Cabinet Minister and Sri Lanka Freedom Party (SLFP) stalwart Dayasiri Jayasekara was critical of the IMF’s dominant role. Speaking at a forum on international trade policy where this reporter was present, Jayasekara said: “This is why I say we can’t cut and paste these things from other countries. This is a cut-and-paste thing. I have opposed this before. Some old white men from the IMF or the World Bank tell us that this should be Sri Lanka’s Inland Revenue Act. Don’t we have taxation experts of our own in Sri Lanka?”
However, the Minister confirmed that the proposed act has received the Cabinet nod, subject to amendments. The process of making amendments to the draft Act will need to be carried out in Parliament, he said, after which further matters can be ironed out.
The architects of the bill are determined to soldier on.
“The Board is expected to consider Sri Lanka’s request for completion of the second review in June 2017, by which time the new Inland Revenue Act is expected to be submitted to Parliament as a prior action. The new law should pave the way for a durable fiscal consolidation based on revenue mobilization—a key pillar of the government’s reform program. The team commends the authorities for resuming accumulating net international reserves as a corrective action for missing the end-2016 target. This reserve accumulation should continue and help reduce Sri Lanka’s external vulnerability,” the IMF said in a statement.
In response to the criticism, the IMF told a local weekly that the new tax laws are, in fact, a joint effort by the IMF and local authorities. “The Inland Revenue Act (IRA) is a product of the IMF’s extensive collaboration with the Sri Lankan authorities over the past year and incorporates feedback from local experts,” it said.
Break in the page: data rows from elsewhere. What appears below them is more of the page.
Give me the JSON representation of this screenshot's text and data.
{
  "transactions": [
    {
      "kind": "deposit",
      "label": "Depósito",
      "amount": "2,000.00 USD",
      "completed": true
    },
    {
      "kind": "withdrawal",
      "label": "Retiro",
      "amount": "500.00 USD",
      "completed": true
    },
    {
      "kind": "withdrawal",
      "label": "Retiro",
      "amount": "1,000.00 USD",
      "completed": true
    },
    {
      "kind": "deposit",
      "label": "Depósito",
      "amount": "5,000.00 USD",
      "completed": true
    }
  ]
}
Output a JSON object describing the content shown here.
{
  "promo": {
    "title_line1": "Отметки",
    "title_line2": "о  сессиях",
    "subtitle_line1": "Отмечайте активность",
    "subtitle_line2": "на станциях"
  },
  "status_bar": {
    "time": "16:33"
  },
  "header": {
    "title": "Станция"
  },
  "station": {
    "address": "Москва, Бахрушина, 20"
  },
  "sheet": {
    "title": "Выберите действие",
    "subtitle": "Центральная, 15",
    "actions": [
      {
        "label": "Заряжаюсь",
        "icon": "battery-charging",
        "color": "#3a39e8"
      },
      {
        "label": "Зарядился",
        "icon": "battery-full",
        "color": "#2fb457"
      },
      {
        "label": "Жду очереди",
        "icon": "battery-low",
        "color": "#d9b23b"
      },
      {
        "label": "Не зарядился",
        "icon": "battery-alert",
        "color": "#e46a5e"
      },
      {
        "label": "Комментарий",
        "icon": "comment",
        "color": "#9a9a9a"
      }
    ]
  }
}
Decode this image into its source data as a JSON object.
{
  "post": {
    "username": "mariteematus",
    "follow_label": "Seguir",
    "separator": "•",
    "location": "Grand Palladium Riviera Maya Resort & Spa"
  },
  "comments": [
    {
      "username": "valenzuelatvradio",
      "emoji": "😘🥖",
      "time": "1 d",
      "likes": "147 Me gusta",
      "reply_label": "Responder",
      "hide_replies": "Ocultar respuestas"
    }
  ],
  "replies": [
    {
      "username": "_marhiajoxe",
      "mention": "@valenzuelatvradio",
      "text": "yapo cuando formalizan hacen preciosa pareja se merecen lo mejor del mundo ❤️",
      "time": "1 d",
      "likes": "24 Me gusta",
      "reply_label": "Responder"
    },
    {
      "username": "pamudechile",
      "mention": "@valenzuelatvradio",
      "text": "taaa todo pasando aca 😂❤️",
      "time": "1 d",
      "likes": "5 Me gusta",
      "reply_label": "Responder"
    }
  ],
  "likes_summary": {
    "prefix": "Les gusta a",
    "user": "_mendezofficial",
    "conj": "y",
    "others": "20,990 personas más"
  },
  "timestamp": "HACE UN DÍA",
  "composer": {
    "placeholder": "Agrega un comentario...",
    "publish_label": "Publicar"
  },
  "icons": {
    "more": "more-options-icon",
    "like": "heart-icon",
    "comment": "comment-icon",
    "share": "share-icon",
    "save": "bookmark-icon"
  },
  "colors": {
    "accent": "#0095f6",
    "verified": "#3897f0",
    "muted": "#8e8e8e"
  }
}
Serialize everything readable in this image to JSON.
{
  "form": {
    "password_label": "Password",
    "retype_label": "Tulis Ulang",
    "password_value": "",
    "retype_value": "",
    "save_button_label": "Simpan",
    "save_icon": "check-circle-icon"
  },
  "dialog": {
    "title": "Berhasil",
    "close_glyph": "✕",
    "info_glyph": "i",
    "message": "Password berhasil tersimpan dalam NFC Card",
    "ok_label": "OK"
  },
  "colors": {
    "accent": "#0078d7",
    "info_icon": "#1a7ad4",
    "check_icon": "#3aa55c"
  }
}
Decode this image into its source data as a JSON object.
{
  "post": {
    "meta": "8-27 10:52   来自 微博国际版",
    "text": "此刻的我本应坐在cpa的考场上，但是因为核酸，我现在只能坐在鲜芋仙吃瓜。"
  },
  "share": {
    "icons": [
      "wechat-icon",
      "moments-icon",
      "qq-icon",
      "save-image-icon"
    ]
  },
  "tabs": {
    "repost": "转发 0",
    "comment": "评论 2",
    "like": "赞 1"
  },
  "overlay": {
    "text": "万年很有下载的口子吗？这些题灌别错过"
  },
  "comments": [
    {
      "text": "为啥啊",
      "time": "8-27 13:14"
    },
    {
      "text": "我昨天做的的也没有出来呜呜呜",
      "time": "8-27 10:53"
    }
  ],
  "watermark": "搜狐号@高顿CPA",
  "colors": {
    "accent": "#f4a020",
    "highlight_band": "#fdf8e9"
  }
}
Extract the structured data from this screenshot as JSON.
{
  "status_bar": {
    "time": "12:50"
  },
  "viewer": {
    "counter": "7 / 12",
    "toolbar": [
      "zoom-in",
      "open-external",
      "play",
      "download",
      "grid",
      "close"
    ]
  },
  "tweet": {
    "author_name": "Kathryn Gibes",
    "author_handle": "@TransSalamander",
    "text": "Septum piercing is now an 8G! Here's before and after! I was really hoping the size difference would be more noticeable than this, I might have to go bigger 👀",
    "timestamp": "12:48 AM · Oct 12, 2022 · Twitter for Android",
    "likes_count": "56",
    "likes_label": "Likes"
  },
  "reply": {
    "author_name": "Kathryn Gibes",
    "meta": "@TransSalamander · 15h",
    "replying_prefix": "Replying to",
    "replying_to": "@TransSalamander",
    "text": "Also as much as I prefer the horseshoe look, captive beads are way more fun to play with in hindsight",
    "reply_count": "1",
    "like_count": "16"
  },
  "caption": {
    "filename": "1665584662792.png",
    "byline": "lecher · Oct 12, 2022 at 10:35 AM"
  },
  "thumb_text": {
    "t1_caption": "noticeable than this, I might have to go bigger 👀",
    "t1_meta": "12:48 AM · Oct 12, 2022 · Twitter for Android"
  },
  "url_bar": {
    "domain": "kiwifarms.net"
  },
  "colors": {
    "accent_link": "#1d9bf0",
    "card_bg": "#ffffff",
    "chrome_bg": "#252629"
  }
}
The legal framework ultimately adopted by the authorities has always adhered to the specificities and circumstances of the individual country concerned, the newspaper quoted an IMF official as saying, adding that the framework underpinning the new Act reflects international best practices and is influenced by a number of key G20 common law tax systems.
Not As Black As It’s Painted?
Criticisms notwithstanding, the new act does have some salient features, chief among which is legislation aimed at bringing up the country’s income-tax-to-GDP ratio, which currently stands at an abysmal 2%, to 4% by 2020. According to a report by Echelon magazine, the new act will remove sweeping exemptions and concessions, with the aim of broadening the tax base. The much discussed capital gains tax will also finally see the light of day with the advent of the new act, though, as pointed out by Echelon, it cannot be known for certain what will be taxed at the proposed 10% rate until the bill is tabled in Parliament.
As things stand now, the bill will be taken up for a vote in parliament over the next few weeks, despite some hiccups. Stay tuned to Roar for a more detailed analysis soon.